    Since the terms of the Vienna Convention of Consular Relations were found constitutional upon the U.S.’s ratification of the treaty in 1963, our government is bound to adhere to it. However, treaties may be either “self-executing”, meaning they immediately come into force under article 6 and may be enforced by the courts, or “non-self-executing”, which is the case here. Non-self executing treaties are those that courts may not enforce absent congressional legislation obliging them to do so, despite the fact that the treaty itself is supreme law and constitutes an international obligation. The U.S. Supreme Court found in the 2008 Medellin v. Texas decision that Texas courts did not have to obey the ICJ’s Avena ruling to review the cases of the Avena defendants who were allegedly denied their right to consular access despite the Vienna Convention’s obligation of the U.S. to comply with such ICJ rulings because the U.N. Charter only requires the U.S. to “undertake to comply” with them. This language was interpreted to mean that the Treaty was non-self-executing, and therefore the courts could not enforce it absent legislation. It seems ridiculous that there should be such nuances when the U.S. signs a treaty that is substantively and procedurally constitutional and that there should be any confusion as to whether or not the U.S. is bound to comply with it, but such is the nature of our legal system. I hope that Congress has enough sense to pass Senator Leahy’s bill so that we can actually adhere to a treaty that has been part of our law for over 4 decades.

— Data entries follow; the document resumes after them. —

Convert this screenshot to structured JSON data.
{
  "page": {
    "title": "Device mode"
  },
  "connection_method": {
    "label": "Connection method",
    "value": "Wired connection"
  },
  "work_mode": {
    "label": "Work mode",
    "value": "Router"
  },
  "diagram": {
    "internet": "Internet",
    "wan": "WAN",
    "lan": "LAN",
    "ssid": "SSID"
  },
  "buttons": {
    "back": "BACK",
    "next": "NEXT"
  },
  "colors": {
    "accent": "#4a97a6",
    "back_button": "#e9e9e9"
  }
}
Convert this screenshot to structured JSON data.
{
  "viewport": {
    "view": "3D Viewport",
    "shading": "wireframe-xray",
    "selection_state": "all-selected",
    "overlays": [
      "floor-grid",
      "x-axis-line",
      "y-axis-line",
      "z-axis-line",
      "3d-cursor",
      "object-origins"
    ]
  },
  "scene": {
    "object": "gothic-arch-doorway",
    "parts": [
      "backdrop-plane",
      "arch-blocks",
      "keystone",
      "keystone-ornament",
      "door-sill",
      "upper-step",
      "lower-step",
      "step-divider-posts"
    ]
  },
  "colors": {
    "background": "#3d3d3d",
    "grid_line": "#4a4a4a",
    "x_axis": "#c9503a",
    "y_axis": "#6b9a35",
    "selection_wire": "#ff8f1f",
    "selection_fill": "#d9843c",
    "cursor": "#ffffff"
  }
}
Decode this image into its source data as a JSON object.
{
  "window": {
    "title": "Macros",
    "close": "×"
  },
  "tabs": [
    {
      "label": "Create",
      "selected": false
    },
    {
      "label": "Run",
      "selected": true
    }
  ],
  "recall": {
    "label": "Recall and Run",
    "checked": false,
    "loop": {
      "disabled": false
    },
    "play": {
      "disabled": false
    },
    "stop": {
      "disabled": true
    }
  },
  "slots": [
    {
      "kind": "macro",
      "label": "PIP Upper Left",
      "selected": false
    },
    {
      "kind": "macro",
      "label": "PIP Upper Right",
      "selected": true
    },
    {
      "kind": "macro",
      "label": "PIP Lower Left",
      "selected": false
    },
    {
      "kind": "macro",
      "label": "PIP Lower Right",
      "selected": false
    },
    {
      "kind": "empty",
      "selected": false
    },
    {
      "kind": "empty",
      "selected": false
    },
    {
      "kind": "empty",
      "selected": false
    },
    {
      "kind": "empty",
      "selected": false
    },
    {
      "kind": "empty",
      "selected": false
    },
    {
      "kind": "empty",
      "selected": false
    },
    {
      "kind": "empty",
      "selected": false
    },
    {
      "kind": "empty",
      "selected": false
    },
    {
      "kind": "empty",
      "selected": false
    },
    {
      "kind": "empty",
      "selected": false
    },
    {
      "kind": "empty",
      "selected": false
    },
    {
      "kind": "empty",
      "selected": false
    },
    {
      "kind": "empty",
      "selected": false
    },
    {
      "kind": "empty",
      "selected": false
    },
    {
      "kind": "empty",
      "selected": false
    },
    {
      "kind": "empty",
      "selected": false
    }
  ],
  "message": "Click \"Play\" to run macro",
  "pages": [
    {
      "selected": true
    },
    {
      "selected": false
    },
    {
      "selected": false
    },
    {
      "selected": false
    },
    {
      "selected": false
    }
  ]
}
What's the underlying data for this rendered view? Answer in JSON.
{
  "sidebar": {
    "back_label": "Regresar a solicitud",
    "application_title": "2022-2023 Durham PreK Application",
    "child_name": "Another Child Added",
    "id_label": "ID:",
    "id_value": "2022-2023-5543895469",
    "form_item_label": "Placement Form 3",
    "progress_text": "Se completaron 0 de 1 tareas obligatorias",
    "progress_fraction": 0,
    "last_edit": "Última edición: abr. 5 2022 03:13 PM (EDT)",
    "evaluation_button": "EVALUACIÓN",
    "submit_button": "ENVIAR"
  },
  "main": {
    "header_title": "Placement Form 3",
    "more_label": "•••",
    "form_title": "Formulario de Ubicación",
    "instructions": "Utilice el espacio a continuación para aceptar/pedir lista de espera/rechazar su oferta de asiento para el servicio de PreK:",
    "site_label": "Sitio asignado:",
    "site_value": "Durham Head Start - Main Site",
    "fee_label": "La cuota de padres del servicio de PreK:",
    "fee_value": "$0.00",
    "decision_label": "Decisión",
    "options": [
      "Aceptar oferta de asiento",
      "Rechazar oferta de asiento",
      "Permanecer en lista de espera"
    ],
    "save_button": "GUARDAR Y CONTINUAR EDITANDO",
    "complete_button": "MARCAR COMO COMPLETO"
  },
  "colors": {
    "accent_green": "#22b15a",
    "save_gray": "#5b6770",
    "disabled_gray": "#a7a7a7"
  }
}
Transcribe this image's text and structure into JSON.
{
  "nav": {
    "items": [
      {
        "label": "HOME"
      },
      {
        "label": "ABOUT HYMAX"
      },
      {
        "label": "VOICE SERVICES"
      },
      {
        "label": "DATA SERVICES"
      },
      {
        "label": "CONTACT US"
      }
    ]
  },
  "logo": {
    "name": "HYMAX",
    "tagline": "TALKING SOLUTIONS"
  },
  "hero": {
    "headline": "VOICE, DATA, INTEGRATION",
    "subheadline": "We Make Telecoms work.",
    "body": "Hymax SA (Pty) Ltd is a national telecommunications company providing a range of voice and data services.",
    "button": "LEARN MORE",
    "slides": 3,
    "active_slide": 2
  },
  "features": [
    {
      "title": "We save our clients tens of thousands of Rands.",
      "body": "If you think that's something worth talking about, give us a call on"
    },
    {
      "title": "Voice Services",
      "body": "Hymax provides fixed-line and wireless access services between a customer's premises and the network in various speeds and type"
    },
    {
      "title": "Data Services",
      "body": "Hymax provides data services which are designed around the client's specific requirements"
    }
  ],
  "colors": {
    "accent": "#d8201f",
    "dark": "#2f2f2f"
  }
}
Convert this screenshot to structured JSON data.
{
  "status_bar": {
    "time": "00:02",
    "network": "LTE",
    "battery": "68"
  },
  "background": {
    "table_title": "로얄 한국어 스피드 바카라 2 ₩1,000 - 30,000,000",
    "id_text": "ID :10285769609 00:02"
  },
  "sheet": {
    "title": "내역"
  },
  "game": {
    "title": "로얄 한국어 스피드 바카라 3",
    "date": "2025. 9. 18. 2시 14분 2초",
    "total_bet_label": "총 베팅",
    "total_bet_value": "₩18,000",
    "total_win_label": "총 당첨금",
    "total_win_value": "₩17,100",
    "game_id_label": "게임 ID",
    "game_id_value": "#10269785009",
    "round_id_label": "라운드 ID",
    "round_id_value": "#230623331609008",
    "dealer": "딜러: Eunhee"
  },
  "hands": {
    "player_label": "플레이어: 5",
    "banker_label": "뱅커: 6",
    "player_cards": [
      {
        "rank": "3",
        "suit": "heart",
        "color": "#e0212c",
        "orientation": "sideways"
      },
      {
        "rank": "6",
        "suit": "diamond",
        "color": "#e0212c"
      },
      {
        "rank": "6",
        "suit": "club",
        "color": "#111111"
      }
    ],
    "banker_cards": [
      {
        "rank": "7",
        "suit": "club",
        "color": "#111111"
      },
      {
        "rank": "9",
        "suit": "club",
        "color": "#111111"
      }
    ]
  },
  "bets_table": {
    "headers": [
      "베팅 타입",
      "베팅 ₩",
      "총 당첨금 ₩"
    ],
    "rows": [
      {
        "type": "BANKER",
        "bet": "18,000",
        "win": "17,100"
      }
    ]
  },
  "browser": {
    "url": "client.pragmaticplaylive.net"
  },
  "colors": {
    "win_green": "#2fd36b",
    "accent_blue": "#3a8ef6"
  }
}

  6. The real question is what the remedy is if it’s not complied with. Should a murderer or rapist go free if he’s not put in touch?

  7. Leahy's bill simply gives U.S. Courts the jurisdiction to "review" the cases of foreign nationals who allege that they were denied their rights (as commanded by the ICJ in Avena) to determine whether or not their allegations are a. correct and b. if the denial of said right had a determinate impact on the outcome of their case. The latter will certainly be hard to prove, as is the case when any convict appeals his/her trial based on procedural errors. Most judges deem trial errors "harmless" and simply uphold the original court's decision and sentencing, but the merits of such a practice are a whole different argument. If a judge does find that the defendant was not put in contact with their consulate in a timely fashion and that that had an undeniable negative impact on the defendant's conviction or sentence, they will order a new trial and sentencing, not let the "murderer or rapist go free".

  8. Leahy’s bill simply gives U.S. Courts the jurisdiction to “review” the cases of foreign nationals who allege that they were denied their rights (as commanded by the ICJ in Avena) to determine whether or not their allegations are a. correct and b. if the denial of said right had a determinate impact on the outcome of their case. The latter will certainly be hard to prove, as is the case when any convict appeals his/her trial based on procedural errors. Most judges deem trial errors “harmless” and simply uphold the original court’s decision and sentencing, but the merits of such a practice are a whole different argument. If a judge does find that the defendant was not put in contact with their consulate in a timely fashion and that that had an undeniable negative impact on the defendant’s conviction or sentence, they will order a new trial and sentencing, not let the “murderer or rapist go free”.

  9. The real question is what the remedy is if it's not complied with. Should a murderer or rapist go free if he's not put in touch? Thanks for sharing the informative post.